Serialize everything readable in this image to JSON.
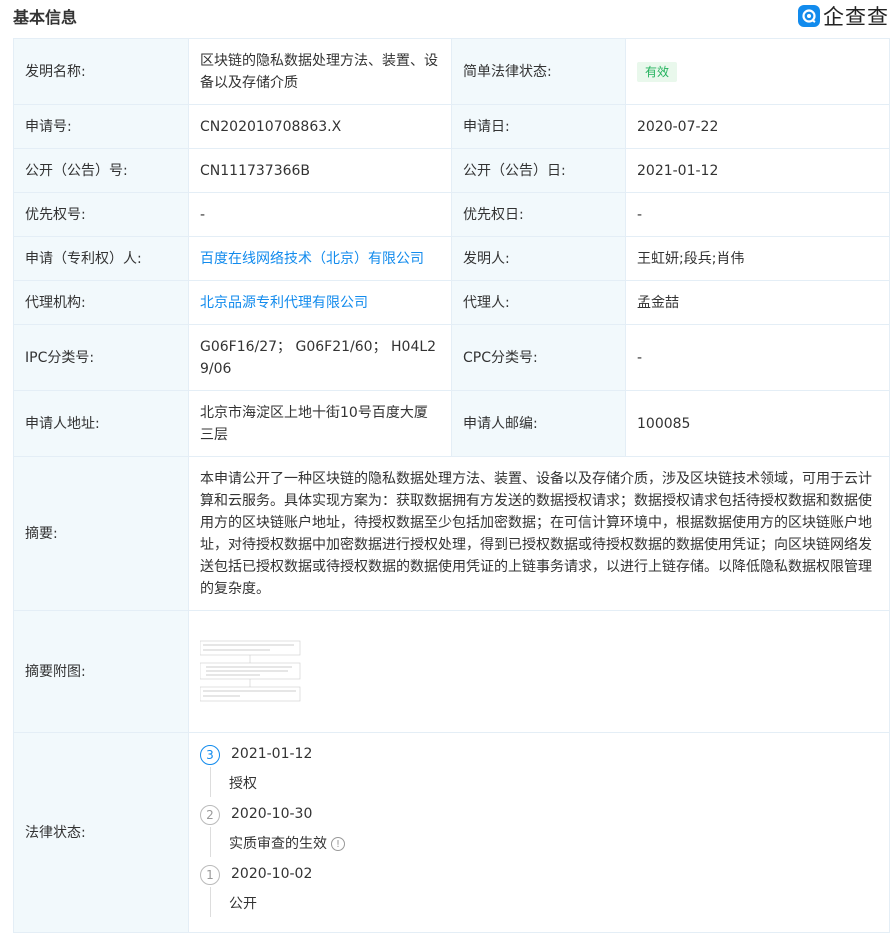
{
  "header": {
    "title": "基本信息",
    "logo_text": "企查查"
  },
  "fields": {
    "invention_name": {
      "label": "发明名称:",
      "value": "区块链的隐私数据处理方法、装置、设备以及存储介质"
    },
    "legal_status_simple": {
      "label": "简单法律状态:",
      "value": "有效"
    },
    "application_no": {
      "label": "申请号:",
      "value": "CN202010708863.X"
    },
    "application_date": {
      "label": "申请日:",
      "value": "2020-07-22"
    },
    "publication_no": {
      "label": "公开（公告）号:",
      "value": "CN111737366B"
    },
    "publication_date": {
      "label": "公开（公告）日:",
      "value": "2021-01-12"
    },
    "priority_no": {
      "label": "优先权号:",
      "value": "-"
    },
    "priority_date": {
      "label": "优先权日:",
      "value": "-"
    },
    "applicant": {
      "label": "申请（专利权）人:",
      "value": "百度在线网络技术（北京）有限公司"
    },
    "inventor": {
      "label": "发明人:",
      "value": "王虹妍;段兵;肖伟"
    },
    "agency": {
      "label": "代理机构:",
      "value": "北京品源专利代理有限公司"
    },
    "agent": {
      "label": "代理人:",
      "value": "孟金喆"
    },
    "ipc": {
      "label": "IPC分类号:",
      "value": "G06F16/27； G06F21/60； H04L29/06"
    },
    "cpc": {
      "label": "CPC分类号:",
      "value": "-"
    },
    "address": {
      "label": "申请人地址:",
      "value": "北京市海淀区上地十街10号百度大厦三层"
    },
    "postcode": {
      "label": "申请人邮编:",
      "value": "100085"
    },
    "abstract": {
      "label": "摘要:",
      "value": "本申请公开了一种区块链的隐私数据处理方法、装置、设备以及存储介质，涉及区块链技术领域，可用于云计算和云服务。具体实现方案为：获取数据拥有方发送的数据授权请求；数据授权请求包括待授权数据和数据使用方的区块链账户地址，待授权数据至少包括加密数据；在可信计算环境中，根据数据使用方的区块链账户地址，对待授权数据中加密数据进行授权处理，得到已授权数据或待授权数据的数据使用凭证；向区块链网络发送包括已授权数据或待授权数据的数据使用凭证的上链事务请求，以进行上链存储。以降低隐私数据权限管理的复杂度。"
    },
    "abstract_figure": {
      "label": "摘要附图:"
    },
    "legal_status": {
      "label": "法律状态:"
    }
  },
  "legal_timeline": [
    {
      "step": "3",
      "date": "2021-01-12",
      "event": "授权",
      "active": true
    },
    {
      "step": "2",
      "date": "2020-10-30",
      "event": "实质审查的生效",
      "has_info_icon": true,
      "active": false
    },
    {
      "step": "1",
      "date": "2020-10-02",
      "event": "公开",
      "active": false
    }
  ],
  "colors": {
    "label_bg": "#f2f9fc",
    "border": "#e4eef6",
    "link": "#128bed",
    "valid_badge_bg": "#e9f8ec",
    "valid_badge_text": "#23b25d"
  }
}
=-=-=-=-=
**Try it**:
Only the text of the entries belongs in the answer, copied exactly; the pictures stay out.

**Answer to this exercise**:
Serialize everything readable in this image to JSON.
{
  "header": {
    "title": "基本信息",
    "logo_text": "企查查"
  },
  "fields": {
    "invention_name": {
      "label": "发明名称:",
      "value": "区块链的隐私数据处理方法、装置、设备以及存储介质"
    },
    "legal_status_simple": {
      "label": "简单法律状态:",
      "value": "有效"
    },
    "application_no": {
      "label": "申请号:",
      "value": "CN202010708863.X"
    },
    "application_date": {
      "label": "申请日:",
      "value": "2020-07-22"
    },
    "publication_no": {
      "label": "公开（公告）号:",
      "value": "CN111737366B"
    },
    "publication_date": {
      "label": "公开（公告）日:",
      "value": "2021-01-12"
    },
    "priority_no": {
      "label": "优先权号:",
      "value": "-"
    },
    "priority_date": {
      "label": "优先权日:",
      "value": "-"
    },
    "applicant": {
      "label": "申请（专利权）人:",
      "value": "百度在线网络技术（北京）有限公司"
    },
    "inventor": {
      "label": "发明人:",
      "value": "王虹妍;段兵;肖伟"
    },
    "agency": {
      "label": "代理机构:",
      "value": "北京品源专利代理有限公司"
    },
    "agent": {
      "label": "代理人:",
      "value": "孟金喆"
    },
    "ipc": {
      "label": "IPC分类号:",
      "value": "G06F16/27； G06F21/60； H04L29/06"
    },
    "cpc": {
      "label": "CPC分类号:",
      "value": "-"
    },
    "address": {
      "label": "申请人地址:",
      "value": "北京市海淀区上地十街10号百度大厦三层"
    },
    "postcode": {
      "label": "申请人邮编:",
      "value": "100085"
    },
    "abstract": {
      "label": "摘要:",
      "value": "本申请公开了一种区块链的隐私数据处理方法、装置、设备以及存储介质，涉及区块链技术领域，可用于云计算和云服务。具体实现方案为：获取数据拥有方发送的数据授权请求；数据授权请求包括待授权数据和数据使用方的区块链账户地址，待授权数据至少包括加密数据；在可信计算环境中，根据数据使用方的区块链账户地址，对待授权数据中加密数据进行授权处理，得到已授权数据或待授权数据的数据使用凭证；向区块链网络发送包括已授权数据或待授权数据的数据使用凭证的上链事务请求，以进行上链存储。以降低隐私数据权限管理的复杂度。"
    },
    "abstract_figure": {
      "label": "摘要附图:"
    },
    "legal_status": {
      "label": "法律状态:"
    }
  },
  "legal_timeline": [
    {
      "step": "3",
      "date": "2021-01-12",
      "event": "授权",
      "active": true
    },
    {
      "step": "2",
      "date": "2020-10-30",
      "event": "实质审查的生效",
      "has_info_icon": true,
      "active": false
    },
    {
      "step": "1",
      "date": "2020-10-02",
      "event": "公开",
      "active": false
    }
  ],
  "colors": {
    "label_bg": "#f2f9fc",
    "border": "#e4eef6",
    "link": "#128bed",
    "valid_badge_bg": "#e9f8ec",
    "valid_badge_text": "#23b25d"
  }
}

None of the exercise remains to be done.